(Fixes paragraph 4 to identify CoinFund as blockchain technology research firm rather than Bitcoin exchange firm)
Nov 20 (Reuters) - The largest Bitcoin exchange firm in the U.S. is likely to oppose a summons from the Internal Revenue Services (IRS) seeking the records of all customers who bought virtual currency from the company from 2013 to 2015, a lawyer familiar with the case said Sunday.
On Friday, Coinbase, the country’s largest Bitcoin exchanger, acknowledged it had received a summons sent by the IRS asking for information on its users. Chris Padovano, a lawyer and the founder of Decentralized Legal, said he expects Coinbase to turn back the government’s request.
“It’s very likely, considering their customer base and the philosophical base of most of their users, that Coinbase will challenge this summons,” Padovano told Reuters by telephone. “I think that they need to keep their base somewhat appeased.”
Padovano does not represent Coinbase, but does work with blockchain technology research firm CoinFund.
In responding to the IRS’s summons, which was reported by the New York Times and financial blog ZeroHedge on Friday, Coinbase cited concerns with the wide-ranging nature of the government’s request.
“We want to work with law enforcement - that’s generally our policy,” the company’s head legal counsel, Juan Suarez, said Friday. “But we can’t tolerate sweeping fishing expeditions. We are very concerned about the financial privacy rights of our customers.”
The summons said that an IRS agent recently found three cases involving Bitcoin users who used the cryptocurrency to evade taxes. Two of those cases, the summons alleges, involved Coinbase customers. Additionally, the I.R.S. stated that it knows that Coinbase users have not complied with federal law in the past.
While the case is likely more nuanced, the government may have overreached with its request to gain access to all of Coinbase’s users based on the actions of two, Padovano said. Still, he’s unsure whether there could be a case for the IRS to demand that Coinbase release at least some of its users’ information.

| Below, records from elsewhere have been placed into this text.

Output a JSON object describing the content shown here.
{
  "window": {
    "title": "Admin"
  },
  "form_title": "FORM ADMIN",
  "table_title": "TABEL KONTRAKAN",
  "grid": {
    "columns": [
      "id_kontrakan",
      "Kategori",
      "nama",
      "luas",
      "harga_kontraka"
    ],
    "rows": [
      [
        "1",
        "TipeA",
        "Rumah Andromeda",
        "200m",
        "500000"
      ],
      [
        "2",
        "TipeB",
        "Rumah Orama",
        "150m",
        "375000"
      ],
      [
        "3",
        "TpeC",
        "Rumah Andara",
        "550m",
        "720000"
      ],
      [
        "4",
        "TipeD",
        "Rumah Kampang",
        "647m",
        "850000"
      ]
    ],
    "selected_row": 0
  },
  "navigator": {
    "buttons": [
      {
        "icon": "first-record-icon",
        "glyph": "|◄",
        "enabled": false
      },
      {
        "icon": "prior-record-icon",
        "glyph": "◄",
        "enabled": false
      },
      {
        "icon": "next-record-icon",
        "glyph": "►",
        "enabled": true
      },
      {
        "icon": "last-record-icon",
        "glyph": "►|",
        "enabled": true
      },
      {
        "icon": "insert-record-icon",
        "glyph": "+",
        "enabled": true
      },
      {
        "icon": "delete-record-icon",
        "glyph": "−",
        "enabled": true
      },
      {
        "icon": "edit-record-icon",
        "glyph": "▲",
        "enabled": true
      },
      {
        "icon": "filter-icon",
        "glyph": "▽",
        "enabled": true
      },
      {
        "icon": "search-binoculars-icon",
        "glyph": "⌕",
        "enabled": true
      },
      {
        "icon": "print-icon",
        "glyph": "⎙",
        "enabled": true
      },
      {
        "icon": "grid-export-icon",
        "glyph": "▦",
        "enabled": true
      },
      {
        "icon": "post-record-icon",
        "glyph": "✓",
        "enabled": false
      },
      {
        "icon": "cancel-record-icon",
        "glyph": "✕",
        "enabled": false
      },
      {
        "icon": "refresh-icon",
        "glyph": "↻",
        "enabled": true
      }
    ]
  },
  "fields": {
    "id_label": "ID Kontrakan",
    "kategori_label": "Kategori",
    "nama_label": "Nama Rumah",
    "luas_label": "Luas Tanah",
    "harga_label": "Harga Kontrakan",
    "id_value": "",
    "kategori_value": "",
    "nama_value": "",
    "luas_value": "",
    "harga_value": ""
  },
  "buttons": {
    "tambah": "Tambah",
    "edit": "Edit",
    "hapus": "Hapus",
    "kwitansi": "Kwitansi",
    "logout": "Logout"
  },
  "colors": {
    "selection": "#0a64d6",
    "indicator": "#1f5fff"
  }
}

“There are two questions here. One is whether or not (the IRS has) reasonably identified a class of individuals and has a reasonable basis for believing that all U.S. customers for Coinbase from 2013-2015 may have failed to comply with laws based on these three users,” he said. “Two is whether the information sought by IRS is not available from any other reasonable source than Coinbase.” (Reporting by Dion Rabouin; Editing by Sandra Maler)